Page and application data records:
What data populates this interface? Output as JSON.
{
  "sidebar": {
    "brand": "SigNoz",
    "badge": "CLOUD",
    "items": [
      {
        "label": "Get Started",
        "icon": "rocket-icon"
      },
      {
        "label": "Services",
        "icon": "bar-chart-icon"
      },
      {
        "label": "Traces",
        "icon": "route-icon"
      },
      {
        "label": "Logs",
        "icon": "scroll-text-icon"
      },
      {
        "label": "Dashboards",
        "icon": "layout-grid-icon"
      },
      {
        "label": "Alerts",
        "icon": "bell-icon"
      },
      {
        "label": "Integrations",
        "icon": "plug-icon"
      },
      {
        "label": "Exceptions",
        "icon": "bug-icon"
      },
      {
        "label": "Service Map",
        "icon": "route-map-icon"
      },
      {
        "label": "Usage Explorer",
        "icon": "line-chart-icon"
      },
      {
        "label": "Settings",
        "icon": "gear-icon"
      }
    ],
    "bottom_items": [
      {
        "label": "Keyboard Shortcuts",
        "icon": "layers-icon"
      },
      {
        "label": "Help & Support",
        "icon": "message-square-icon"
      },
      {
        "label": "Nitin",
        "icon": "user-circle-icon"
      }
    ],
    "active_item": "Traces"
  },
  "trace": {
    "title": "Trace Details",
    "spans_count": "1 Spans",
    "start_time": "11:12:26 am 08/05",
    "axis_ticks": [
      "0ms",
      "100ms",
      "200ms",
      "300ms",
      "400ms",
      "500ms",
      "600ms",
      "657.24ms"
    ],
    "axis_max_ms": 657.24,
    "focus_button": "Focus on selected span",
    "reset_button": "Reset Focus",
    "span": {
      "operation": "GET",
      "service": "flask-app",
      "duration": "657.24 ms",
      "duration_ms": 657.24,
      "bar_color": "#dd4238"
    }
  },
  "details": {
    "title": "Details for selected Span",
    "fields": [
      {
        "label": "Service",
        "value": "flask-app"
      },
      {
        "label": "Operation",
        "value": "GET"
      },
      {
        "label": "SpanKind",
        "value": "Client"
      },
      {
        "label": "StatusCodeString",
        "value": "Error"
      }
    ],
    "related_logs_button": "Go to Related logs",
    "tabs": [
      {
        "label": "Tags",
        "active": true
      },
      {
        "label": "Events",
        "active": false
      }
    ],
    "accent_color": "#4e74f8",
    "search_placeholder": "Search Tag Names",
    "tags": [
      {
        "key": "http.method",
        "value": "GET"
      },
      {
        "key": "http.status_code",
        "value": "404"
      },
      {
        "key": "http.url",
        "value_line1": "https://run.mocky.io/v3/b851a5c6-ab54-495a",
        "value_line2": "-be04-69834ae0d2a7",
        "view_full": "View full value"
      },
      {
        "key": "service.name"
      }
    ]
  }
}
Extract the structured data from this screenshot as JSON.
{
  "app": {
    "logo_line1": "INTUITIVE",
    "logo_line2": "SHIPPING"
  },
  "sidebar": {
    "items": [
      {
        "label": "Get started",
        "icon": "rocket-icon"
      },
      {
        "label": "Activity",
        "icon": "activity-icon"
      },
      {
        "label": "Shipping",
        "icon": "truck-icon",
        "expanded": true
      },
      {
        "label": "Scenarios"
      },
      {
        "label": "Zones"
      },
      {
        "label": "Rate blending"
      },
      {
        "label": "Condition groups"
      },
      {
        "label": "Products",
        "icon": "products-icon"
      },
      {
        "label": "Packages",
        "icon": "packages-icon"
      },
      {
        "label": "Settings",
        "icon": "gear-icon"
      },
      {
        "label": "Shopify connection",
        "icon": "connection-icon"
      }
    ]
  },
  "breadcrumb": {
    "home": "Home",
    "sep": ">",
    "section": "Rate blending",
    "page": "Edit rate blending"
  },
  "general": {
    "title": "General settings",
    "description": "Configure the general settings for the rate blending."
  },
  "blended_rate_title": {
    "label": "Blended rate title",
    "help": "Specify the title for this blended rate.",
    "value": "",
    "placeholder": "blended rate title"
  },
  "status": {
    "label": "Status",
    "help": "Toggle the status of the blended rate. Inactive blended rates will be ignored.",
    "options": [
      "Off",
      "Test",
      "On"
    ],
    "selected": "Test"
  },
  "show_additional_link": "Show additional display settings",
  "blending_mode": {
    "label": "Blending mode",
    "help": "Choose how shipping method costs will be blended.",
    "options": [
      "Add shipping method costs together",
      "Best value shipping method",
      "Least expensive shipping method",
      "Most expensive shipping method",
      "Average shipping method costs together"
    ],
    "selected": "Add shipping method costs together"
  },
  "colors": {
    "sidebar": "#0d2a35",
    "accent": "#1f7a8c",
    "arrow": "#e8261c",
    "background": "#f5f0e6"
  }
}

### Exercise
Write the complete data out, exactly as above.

### Answer to this task
What data populates this interface? Output as JSON.
{
  "sidebar": {
    "brand": "SigNoz",
    "badge": "CLOUD",
    "items": [
      {
        "label": "Get Started",
        "icon": "rocket-icon"
      },
      {
        "label": "Services",
        "icon": "bar-chart-icon"
      },
      {
        "label": "Traces",
        "icon": "route-icon"
      },
      {
        "label": "Logs",
        "icon": "scroll-text-icon"
      },
      {
        "label": "Dashboards",
        "icon": "layout-grid-icon"
      },
      {
        "label": "Alerts",
        "icon": "bell-icon"
      },
      {
        "label": "Integrations",
        "icon": "plug-icon"
      },
      {
        "label": "Exceptions",
        "icon": "bug-icon"
      },
      {
        "label": "Service Map",
        "icon": "route-map-icon"
      },
      {
        "label": "Usage Explorer",
        "icon": "line-chart-icon"
      },
      {
        "label": "Settings",
        "icon": "gear-icon"
      }
    ],
    "bottom_items": [
      {
        "label": "Keyboard Shortcuts",
        "icon": "layers-icon"
      },
      {
        "label": "Help & Support",
        "icon": "message-square-icon"
      },
      {
        "label": "Nitin",
        "icon": "user-circle-icon"
      }
    ],
    "active_item": "Traces"
  },
  "trace": {
    "title": "Trace Details",
    "spans_count": "1 Spans",
    "start_time": "11:12:26 am 08/05",
    "axis_ticks": [
      "0ms",
      "100ms",
      "200ms",
      "300ms",
      "400ms",
      "500ms",
      "600ms",
      "657.24ms"
    ],
    "axis_max_ms": 657.24,
    "focus_button": "Focus on selected span",
    "reset_button": "Reset Focus",
    "span": {
      "operation": "GET",
      "service": "flask-app",
      "duration": "657.24 ms",
      "duration_ms": 657.24,
      "bar_color": "#dd4238"
    }
  },
  "details": {
    "title": "Details for selected Span",
    "fields": [
      {
        "label": "Service",
        "value": "flask-app"
      },
      {
        "label": "Operation",
        "value": "GET"
      },
      {
        "label": "SpanKind",
        "value": "Client"
      },
      {
        "label": "StatusCodeString",
        "value": "Error"
      }
    ],
    "related_logs_button": "Go to Related logs",
    "tabs": [
      {
        "label": "Tags",
        "active": true
      },
      {
        "label": "Events",
        "active": false
      }
    ],
    "accent_color": "#4e74f8",
    "search_placeholder": "Search Tag Names",
    "tags": [
      {
        "key": "http.method",
        "value": "GET"
      },
      {
        "key": "http.status_code",
        "value": "404"
      },
      {
        "key": "http.url",
        "value_line1": "https://run.mocky.io/v3/b851a5c6-ab54-495a",
        "value_line2": "-be04-69834ae0d2a7",
        "view_full": "View full value"
      },
      {
        "key": "service.name"
      }
    ]
  }
}
Extract the structured data from this screenshot as JSON.
{
  "app": {
    "logo_line1": "INTUITIVE",
    "logo_line2": "SHIPPING"
  },
  "sidebar": {
    "items": [
      {
        "label": "Get started",
        "icon": "rocket-icon"
      },
      {
        "label": "Activity",
        "icon": "activity-icon"
      },
      {
        "label": "Shipping",
        "icon": "truck-icon",
        "expanded": true
      },
      {
        "label": "Scenarios"
      },
      {
        "label": "Zones"
      },
      {
        "label": "Rate blending"
      },
      {
        "label": "Condition groups"
      },
      {
        "label": "Products",
        "icon": "products-icon"
      },
      {
        "label": "Packages",
        "icon": "packages-icon"
      },
      {
        "label": "Settings",
        "icon": "gear-icon"
      },
      {
        "label": "Shopify connection",
        "icon": "connection-icon"
      }
    ]
  },
  "breadcrumb": {
    "home": "Home",
    "sep": ">",
    "section": "Rate blending",
    "page": "Edit rate blending"
  },
  "general": {
    "title": "General settings",
    "description": "Configure the general settings for the rate blending."
  },
  "blended_rate_title": {
    "label": "Blended rate title",
    "help": "Specify the title for this blended rate.",
    "value": "",
    "placeholder": "blended rate title"
  },
  "status": {
    "label": "Status",
    "help": "Toggle the status of the blended rate. Inactive blended rates will be ignored.",
    "options": [
      "Off",
      "Test",
      "On"
    ],
    "selected": "Test"
  },
  "show_additional_link": "Show additional display settings",
  "blending_mode": {
    "label": "Blending mode",
    "help": "Choose how shipping method costs will be blended.",
    "options": [
      "Add shipping method costs together",
      "Best value shipping method",
      "Least expensive shipping method",
      "Most expensive shipping method",
      "Average shipping method costs together"
    ],
    "selected": "Add shipping method costs together"
  },
  "colors": {
    "sidebar": "#0d2a35",
    "accent": "#1f7a8c",
    "arrow": "#e8261c",
    "background": "#f5f0e6"
  }
}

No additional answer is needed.